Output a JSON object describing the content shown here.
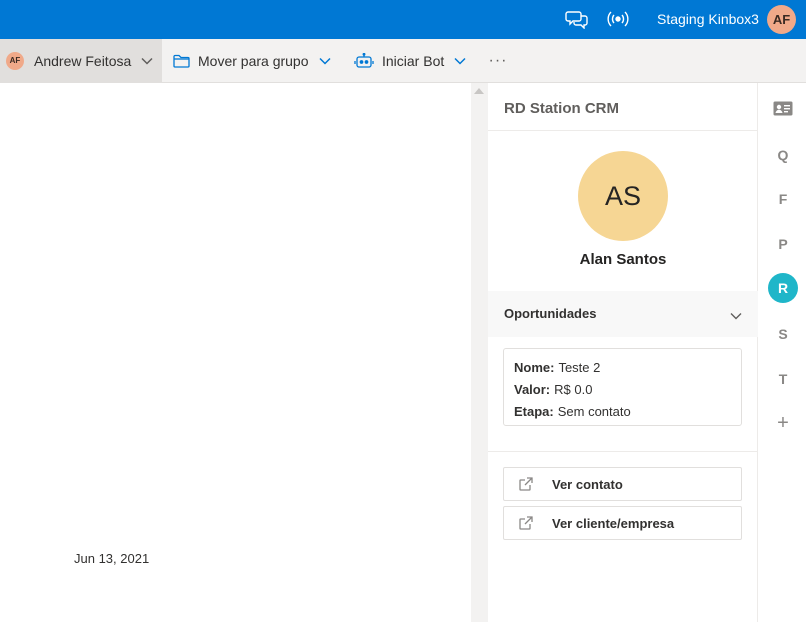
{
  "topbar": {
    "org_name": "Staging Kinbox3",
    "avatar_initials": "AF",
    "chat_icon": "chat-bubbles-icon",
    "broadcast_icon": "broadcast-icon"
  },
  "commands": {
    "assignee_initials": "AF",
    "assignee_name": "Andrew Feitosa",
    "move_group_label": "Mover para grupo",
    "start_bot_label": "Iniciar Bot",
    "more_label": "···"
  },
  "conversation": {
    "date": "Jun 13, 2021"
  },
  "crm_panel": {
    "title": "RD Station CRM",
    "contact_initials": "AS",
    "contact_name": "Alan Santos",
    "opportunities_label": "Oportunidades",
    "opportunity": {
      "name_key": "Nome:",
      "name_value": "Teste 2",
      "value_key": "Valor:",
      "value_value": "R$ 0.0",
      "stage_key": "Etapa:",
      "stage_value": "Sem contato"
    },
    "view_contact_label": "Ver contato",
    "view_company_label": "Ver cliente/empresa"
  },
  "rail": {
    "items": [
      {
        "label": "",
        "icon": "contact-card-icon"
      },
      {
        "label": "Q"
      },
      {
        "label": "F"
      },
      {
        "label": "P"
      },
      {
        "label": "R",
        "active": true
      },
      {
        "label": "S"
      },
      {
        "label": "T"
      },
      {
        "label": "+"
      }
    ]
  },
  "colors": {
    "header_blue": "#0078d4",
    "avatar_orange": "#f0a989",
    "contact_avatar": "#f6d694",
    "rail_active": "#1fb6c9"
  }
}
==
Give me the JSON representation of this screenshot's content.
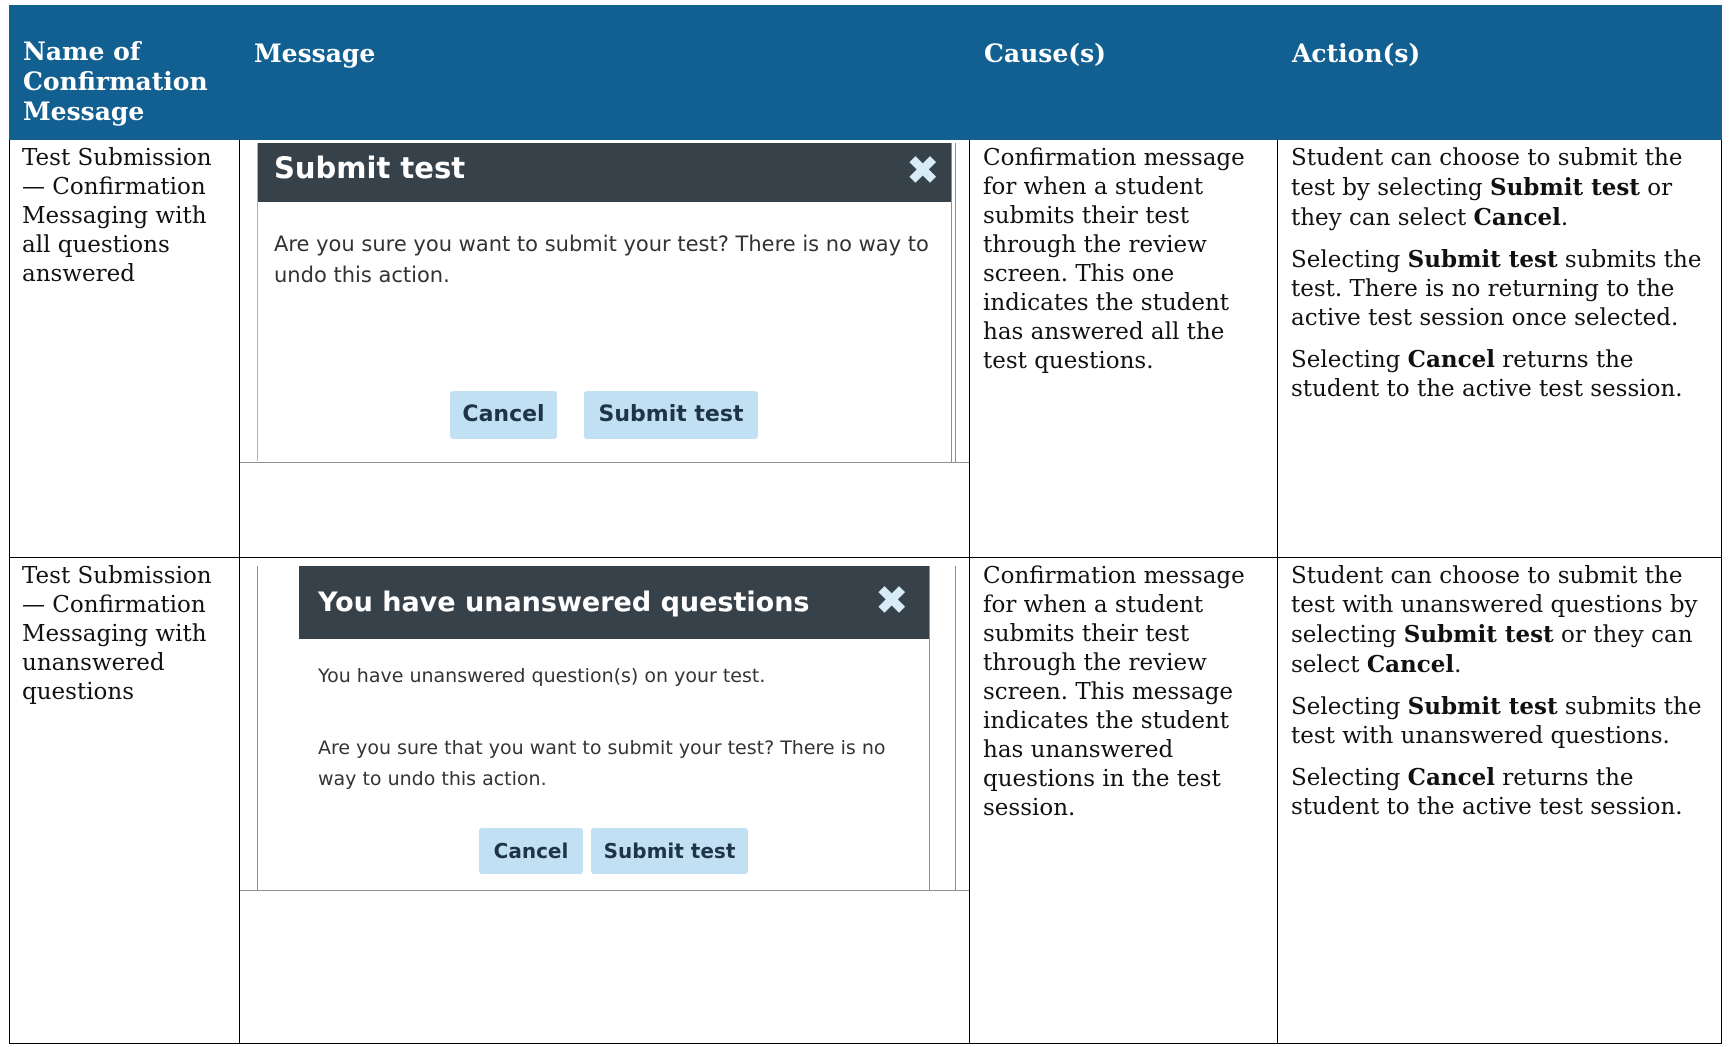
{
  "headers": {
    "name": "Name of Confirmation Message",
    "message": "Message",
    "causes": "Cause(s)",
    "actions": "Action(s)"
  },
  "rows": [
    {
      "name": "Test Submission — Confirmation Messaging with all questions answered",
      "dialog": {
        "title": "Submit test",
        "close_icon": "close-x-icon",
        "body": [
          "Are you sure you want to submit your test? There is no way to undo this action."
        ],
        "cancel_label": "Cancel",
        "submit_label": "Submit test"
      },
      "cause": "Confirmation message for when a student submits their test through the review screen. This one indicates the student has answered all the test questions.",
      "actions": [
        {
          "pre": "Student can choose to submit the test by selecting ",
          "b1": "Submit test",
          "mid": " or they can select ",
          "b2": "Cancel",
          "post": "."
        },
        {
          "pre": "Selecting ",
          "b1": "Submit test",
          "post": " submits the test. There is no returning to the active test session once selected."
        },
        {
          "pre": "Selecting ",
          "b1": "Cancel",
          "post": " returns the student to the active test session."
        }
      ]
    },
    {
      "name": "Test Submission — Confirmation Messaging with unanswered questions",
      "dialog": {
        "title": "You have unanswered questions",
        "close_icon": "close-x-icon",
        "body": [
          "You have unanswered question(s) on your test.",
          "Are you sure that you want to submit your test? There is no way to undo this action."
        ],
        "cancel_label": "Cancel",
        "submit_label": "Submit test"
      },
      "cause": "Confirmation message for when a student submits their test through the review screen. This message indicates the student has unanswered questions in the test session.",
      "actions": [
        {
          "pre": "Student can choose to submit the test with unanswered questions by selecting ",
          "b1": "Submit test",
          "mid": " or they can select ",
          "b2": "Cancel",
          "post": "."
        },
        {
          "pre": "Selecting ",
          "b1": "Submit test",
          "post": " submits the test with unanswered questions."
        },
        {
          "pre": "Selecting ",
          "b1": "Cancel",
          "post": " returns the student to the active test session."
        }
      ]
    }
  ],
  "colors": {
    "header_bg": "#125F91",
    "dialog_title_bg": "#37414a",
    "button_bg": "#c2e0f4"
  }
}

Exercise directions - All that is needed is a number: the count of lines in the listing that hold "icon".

Exercise response - 5